KUALA LUMPUR • The Malaysian authorities have found mass graves containing the remains of more than 20 people believed to be human-trafficking victims near the border with Thailand.
The heavily forested Thai-Malaysian border has been a transit point for smugglers bringing people to South-east Asia by boat from Myanmar and Bangladesh. The migrants are often held for ransom in squalid detention camps and, according to some accounts, face torture and starvation.
The police uncovered 24 bodies on Saturday in the Bukit Wang Burma area near the Malaysian border with Thailand, close to where the authorities in May had found hundreds of bodies in illegal detention camps.
"Following on from the operation in which we found... bodies of illegal immigrants, 24 more bodies have been found and dug up," the police said yesterday in a statement, adding that the remains had been handed over to medical experts.
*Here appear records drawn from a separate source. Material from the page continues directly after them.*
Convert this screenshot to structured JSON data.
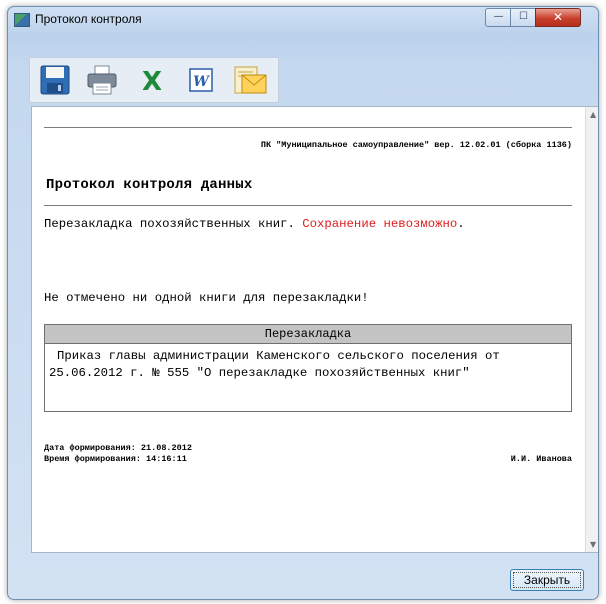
{
  "window": {
    "title": "Протокол контроля",
    "controls": {
      "minimize": "—",
      "maximize": "☐",
      "close": "✕"
    }
  },
  "toolbar": {
    "buttons": [
      {
        "icon": "save-icon"
      },
      {
        "icon": "print-icon"
      },
      {
        "icon": "excel-icon",
        "glyph": "X"
      },
      {
        "icon": "word-icon",
        "glyph": "W"
      },
      {
        "icon": "email-icon"
      }
    ]
  },
  "report": {
    "header_line": "ПК \"Муниципальное самоуправление\" вер. 12.02.01 (сборка 1136)",
    "title": "Протокол контроля данных",
    "line1_prefix": "Перезакладка похозяйственных книг. ",
    "line1_error": "Сохранение невозможно",
    "line1_suffix": ".",
    "line2": "Не отмечено ни одной книги для перезакладки!",
    "box": {
      "header": "Перезакладка",
      "body": "Приказ главы администрации Каменского сельского поселения от 25.06.2012 г. № 555 \"О перезакладке похозяйственных книг\""
    },
    "date_line": "Дата формирования: 21.08.2012",
    "time_line": "Время формирования: 14:16:11",
    "signer": "И.И. Иванова"
  },
  "footer": {
    "close_label": "Закрыть"
  },
  "colors": {
    "error": "#e01b1b",
    "accent": "#3c7fb1"
  }
}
It was not immediately clear if the bodies discovered were those of Rohingya, a minority ethnic group in Myanmar whose members have fled widespread persecution in that country.
In May, at least 106 bodies were found in trafficking camps in northern Malaysia along the Thai border, while at least seven camps and 33 bodies were found on the Thai side - discoveries that laid bare the brutal extent of the region's migrant crisis as well as the plight of the Rohingya.
Myanmar's Muslim minority have, for years, sought to escape what they say is worsening persecution by the country's Buddhist majority. Fleeing abroad by the thousands each year, they put their lives in the hands of often-brutal smugglers who arrange a perilous passage by sea and land.
A crackdown by the Thai authorities in May drove traffickers to abandon thousands of migrants on rickety, overcrowded boats in South-east Asian waters, triggering a regional humanitarian crisis.
REUTERS, AGENCE FRANCE-PRESSE